- _TASK BRIEF_
Look for "英雄たちの選択" in each line of the entries, and return the matching lines.

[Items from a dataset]
━━━━━━━━━━━━━━━━

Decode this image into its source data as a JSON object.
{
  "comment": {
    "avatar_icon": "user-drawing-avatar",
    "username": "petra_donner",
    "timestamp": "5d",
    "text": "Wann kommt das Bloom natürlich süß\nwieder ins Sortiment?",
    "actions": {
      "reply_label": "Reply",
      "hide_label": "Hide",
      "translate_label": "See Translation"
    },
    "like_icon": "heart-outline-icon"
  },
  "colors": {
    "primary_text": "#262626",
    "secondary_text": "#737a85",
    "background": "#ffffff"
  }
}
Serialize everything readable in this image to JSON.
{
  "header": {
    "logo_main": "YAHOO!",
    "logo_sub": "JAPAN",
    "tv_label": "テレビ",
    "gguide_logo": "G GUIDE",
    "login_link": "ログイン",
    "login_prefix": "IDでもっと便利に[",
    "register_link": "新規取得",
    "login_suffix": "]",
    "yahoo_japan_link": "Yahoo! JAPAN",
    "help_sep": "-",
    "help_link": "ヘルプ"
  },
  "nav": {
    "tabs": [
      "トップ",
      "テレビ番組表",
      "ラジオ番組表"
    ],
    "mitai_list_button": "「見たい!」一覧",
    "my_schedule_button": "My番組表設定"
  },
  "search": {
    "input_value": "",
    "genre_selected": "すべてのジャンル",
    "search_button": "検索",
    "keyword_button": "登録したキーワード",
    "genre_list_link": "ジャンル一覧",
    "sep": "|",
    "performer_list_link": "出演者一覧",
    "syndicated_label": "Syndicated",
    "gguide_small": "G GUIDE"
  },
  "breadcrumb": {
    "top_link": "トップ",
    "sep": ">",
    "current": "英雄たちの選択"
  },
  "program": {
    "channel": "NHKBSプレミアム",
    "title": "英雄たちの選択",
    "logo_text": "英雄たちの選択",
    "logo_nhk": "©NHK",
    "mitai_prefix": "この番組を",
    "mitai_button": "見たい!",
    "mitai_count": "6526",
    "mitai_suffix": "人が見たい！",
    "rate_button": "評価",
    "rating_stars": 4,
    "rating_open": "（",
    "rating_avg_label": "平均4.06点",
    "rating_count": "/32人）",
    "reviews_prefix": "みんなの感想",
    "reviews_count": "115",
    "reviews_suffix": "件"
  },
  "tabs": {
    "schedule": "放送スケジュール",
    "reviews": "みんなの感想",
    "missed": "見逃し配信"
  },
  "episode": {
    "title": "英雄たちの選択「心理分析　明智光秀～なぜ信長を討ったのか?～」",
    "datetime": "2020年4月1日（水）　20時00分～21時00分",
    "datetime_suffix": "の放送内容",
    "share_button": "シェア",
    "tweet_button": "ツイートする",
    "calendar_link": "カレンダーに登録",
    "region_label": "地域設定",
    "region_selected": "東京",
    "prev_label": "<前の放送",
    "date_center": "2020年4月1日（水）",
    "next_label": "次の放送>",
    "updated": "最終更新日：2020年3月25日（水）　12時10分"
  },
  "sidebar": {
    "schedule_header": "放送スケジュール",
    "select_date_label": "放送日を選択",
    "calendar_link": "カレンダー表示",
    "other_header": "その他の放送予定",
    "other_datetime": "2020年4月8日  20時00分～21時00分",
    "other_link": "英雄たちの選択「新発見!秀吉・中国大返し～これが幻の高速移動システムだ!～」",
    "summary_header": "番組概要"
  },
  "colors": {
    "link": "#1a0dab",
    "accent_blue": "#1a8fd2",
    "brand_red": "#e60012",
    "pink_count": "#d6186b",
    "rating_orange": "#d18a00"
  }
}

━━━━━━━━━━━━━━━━

- _EXERCISE RESPONSE_
    "current": "英雄たちの選択"
    "title": "英雄たちの選択",
    "logo_text": "英雄たちの選択",
    "title": "英雄たちの選択「心理分析　明智光秀～なぜ信長を討ったのか?～」",
    "other_link": "英雄たちの選択「新発見!秀吉・中国大返し～これが幻の高速移動システムだ!～」",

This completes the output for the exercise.